Items from an interface collection
BEGIN

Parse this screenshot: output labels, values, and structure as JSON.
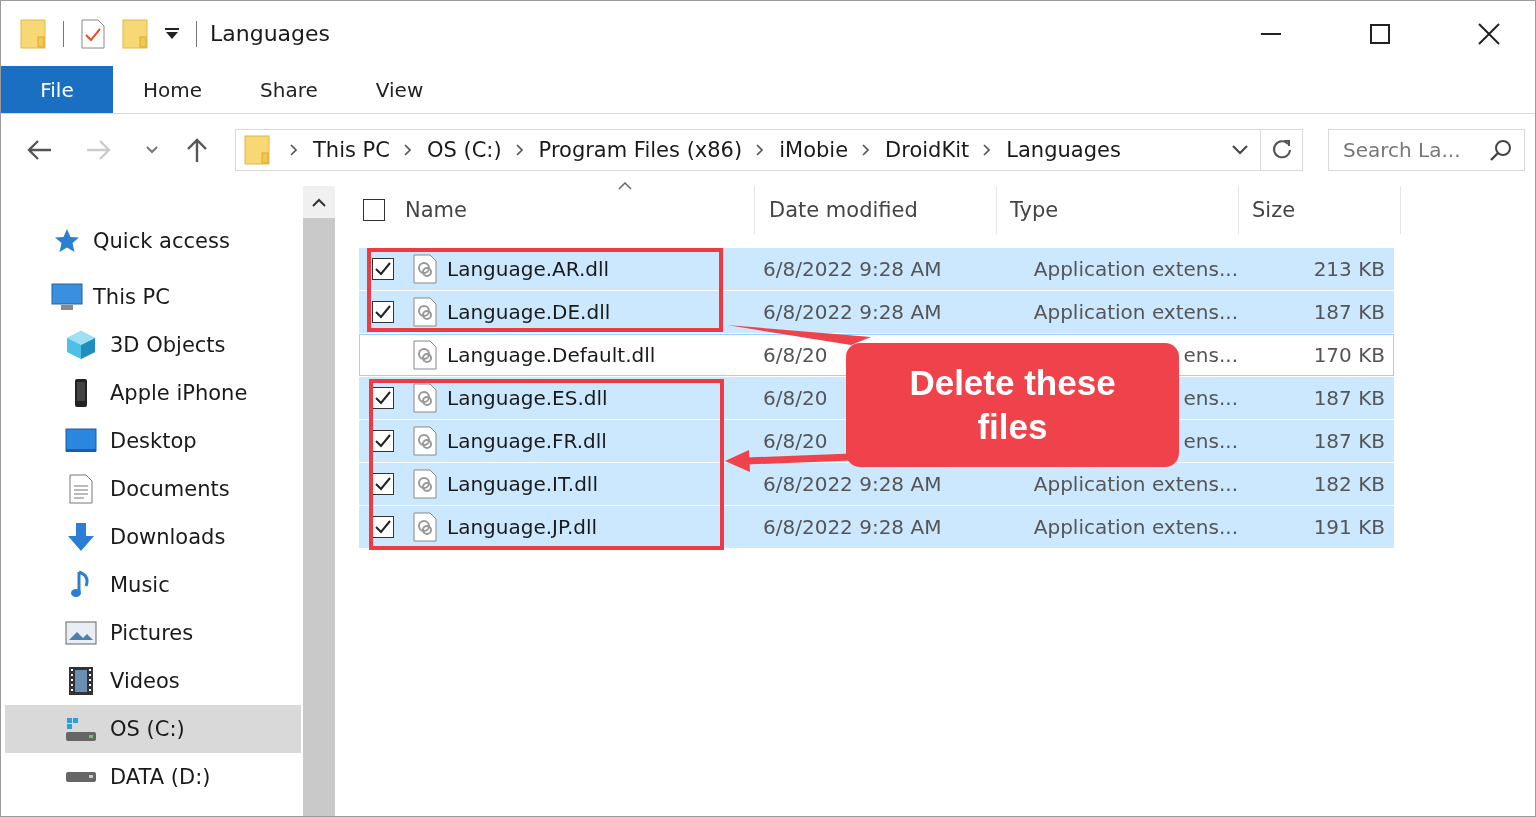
{
  "window": {
    "title": "Languages"
  },
  "ribbon": {
    "tabs": [
      {
        "label": "File",
        "kind": "file"
      },
      {
        "label": "Home",
        "kind": "tab"
      },
      {
        "label": "Share",
        "kind": "tab"
      },
      {
        "label": "View",
        "kind": "tab"
      }
    ]
  },
  "address_bar": {
    "breadcrumbs": [
      "This PC",
      "OS (C:)",
      "Program Files (x86)",
      "iMobie",
      "DroidKit",
      "Languages"
    ]
  },
  "search": {
    "placeholder": "Search La..."
  },
  "sidebar": {
    "items": [
      {
        "label": "Quick access",
        "kind": "star",
        "selected": false
      },
      {
        "label": "This PC",
        "kind": "computer",
        "selected": false,
        "children": [
          {
            "label": "3D Objects",
            "kind": "cube",
            "selected": false
          },
          {
            "label": "Apple iPhone",
            "kind": "phone",
            "selected": false
          },
          {
            "label": "Desktop",
            "kind": "desktop",
            "selected": false
          },
          {
            "label": "Documents",
            "kind": "document",
            "selected": false
          },
          {
            "label": "Downloads",
            "kind": "download",
            "selected": false
          },
          {
            "label": "Music",
            "kind": "music",
            "selected": false
          },
          {
            "label": "Pictures",
            "kind": "picture",
            "selected": false
          },
          {
            "label": "Videos",
            "kind": "video",
            "selected": false
          },
          {
            "label": "OS (C:)",
            "kind": "drive",
            "selected": true
          },
          {
            "label": "DATA (D:)",
            "kind": "disk",
            "selected": false
          }
        ]
      }
    ]
  },
  "file_list": {
    "select_all": {
      "checked": false
    },
    "columns": [
      {
        "label": "Name"
      },
      {
        "label": "Date modified"
      },
      {
        "label": "Type"
      },
      {
        "label": "Size"
      }
    ],
    "rows": [
      {
        "name": "Language.AR.dll",
        "date_modified": "6/8/2022 9:28 AM",
        "type": "Application extens...",
        "size": "213 KB",
        "selected": true,
        "checked": true,
        "focused": false
      },
      {
        "name": "Language.DE.dll",
        "date_modified": "6/8/2022 9:28 AM",
        "type": "Application extens...",
        "size": "187 KB",
        "selected": true,
        "checked": true,
        "focused": false
      },
      {
        "name": "Language.Default.dll",
        "date_modified": "6/8/20",
        "type": "ens...",
        "size": "170 KB",
        "selected": false,
        "checked": false,
        "focused": true
      },
      {
        "name": "Language.ES.dll",
        "date_modified": "6/8/20",
        "type": "ens...",
        "size": "187 KB",
        "selected": true,
        "checked": true,
        "focused": false
      },
      {
        "name": "Language.FR.dll",
        "date_modified": "6/8/20",
        "type": "ens...",
        "size": "187 KB",
        "selected": true,
        "checked": true,
        "focused": false
      },
      {
        "name": "Language.IT.dll",
        "date_modified": "6/8/2022 9:28 AM",
        "type": "Application extens...",
        "size": "182 KB",
        "selected": true,
        "checked": true,
        "focused": false
      },
      {
        "name": "Language.JP.dll",
        "date_modified": "6/8/2022 9:28 AM",
        "type": "Application extens...",
        "size": "191 KB",
        "selected": true,
        "checked": true,
        "focused": false
      }
    ]
  },
  "annotation": {
    "callout": "Delete these files"
  }
}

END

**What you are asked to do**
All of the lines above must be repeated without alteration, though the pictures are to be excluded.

**Completed task**
Parse this screenshot: output labels, values, and structure as JSON.
{
  "window": {
    "title": "Languages"
  },
  "ribbon": {
    "tabs": [
      {
        "label": "File",
        "kind": "file"
      },
      {
        "label": "Home",
        "kind": "tab"
      },
      {
        "label": "Share",
        "kind": "tab"
      },
      {
        "label": "View",
        "kind": "tab"
      }
    ]
  },
  "address_bar": {
    "breadcrumbs": [
      "This PC",
      "OS (C:)",
      "Program Files (x86)",
      "iMobie",
      "DroidKit",
      "Languages"
    ]
  },
  "search": {
    "placeholder": "Search La..."
  },
  "sidebar": {
    "items": [
      {
        "label": "Quick access",
        "kind": "star",
        "selected": false
      },
      {
        "label": "This PC",
        "kind": "computer",
        "selected": false,
        "children": [
          {
            "label": "3D Objects",
            "kind": "cube",
            "selected": false
          },
          {
            "label": "Apple iPhone",
            "kind": "phone",
            "selected": false
          },
          {
            "label": "Desktop",
            "kind": "desktop",
            "selected": false
          },
          {
            "label": "Documents",
            "kind": "document",
            "selected": false
          },
          {
            "label": "Downloads",
            "kind": "download",
            "selected": false
          },
          {
            "label": "Music",
            "kind": "music",
            "selected": false
          },
          {
            "label": "Pictures",
            "kind": "picture",
            "selected": false
          },
          {
            "label": "Videos",
            "kind": "video",
            "selected": false
          },
          {
            "label": "OS (C:)",
            "kind": "drive",
            "selected": true
          },
          {
            "label": "DATA (D:)",
            "kind": "disk",
            "selected": false
          }
        ]
      }
    ]
  },
  "file_list": {
    "select_all": {
      "checked": false
    },
    "columns": [
      {
        "label": "Name"
      },
      {
        "label": "Date modified"
      },
      {
        "label": "Type"
      },
      {
        "label": "Size"
      }
    ],
    "rows": [
      {
        "name": "Language.AR.dll",
        "date_modified": "6/8/2022 9:28 AM",
        "type": "Application extens...",
        "size": "213 KB",
        "selected": true,
        "checked": true,
        "focused": false
      },
      {
        "name": "Language.DE.dll",
        "date_modified": "6/8/2022 9:28 AM",
        "type": "Application extens...",
        "size": "187 KB",
        "selected": true,
        "checked": true,
        "focused": false
      },
      {
        "name": "Language.Default.dll",
        "date_modified": "6/8/20",
        "type": "ens...",
        "size": "170 KB",
        "selected": false,
        "checked": false,
        "focused": true
      },
      {
        "name": "Language.ES.dll",
        "date_modified": "6/8/20",
        "type": "ens...",
        "size": "187 KB",
        "selected": true,
        "checked": true,
        "focused": false
      },
      {
        "name": "Language.FR.dll",
        "date_modified": "6/8/20",
        "type": "ens...",
        "size": "187 KB",
        "selected": true,
        "checked": true,
        "focused": false
      },
      {
        "name": "Language.IT.dll",
        "date_modified": "6/8/2022 9:28 AM",
        "type": "Application extens...",
        "size": "182 KB",
        "selected": true,
        "checked": true,
        "focused": false
      },
      {
        "name": "Language.JP.dll",
        "date_modified": "6/8/2022 9:28 AM",
        "type": "Application extens...",
        "size": "191 KB",
        "selected": true,
        "checked": true,
        "focused": false
      }
    ]
  },
  "annotation": {
    "callout": "Delete these files"
  }
}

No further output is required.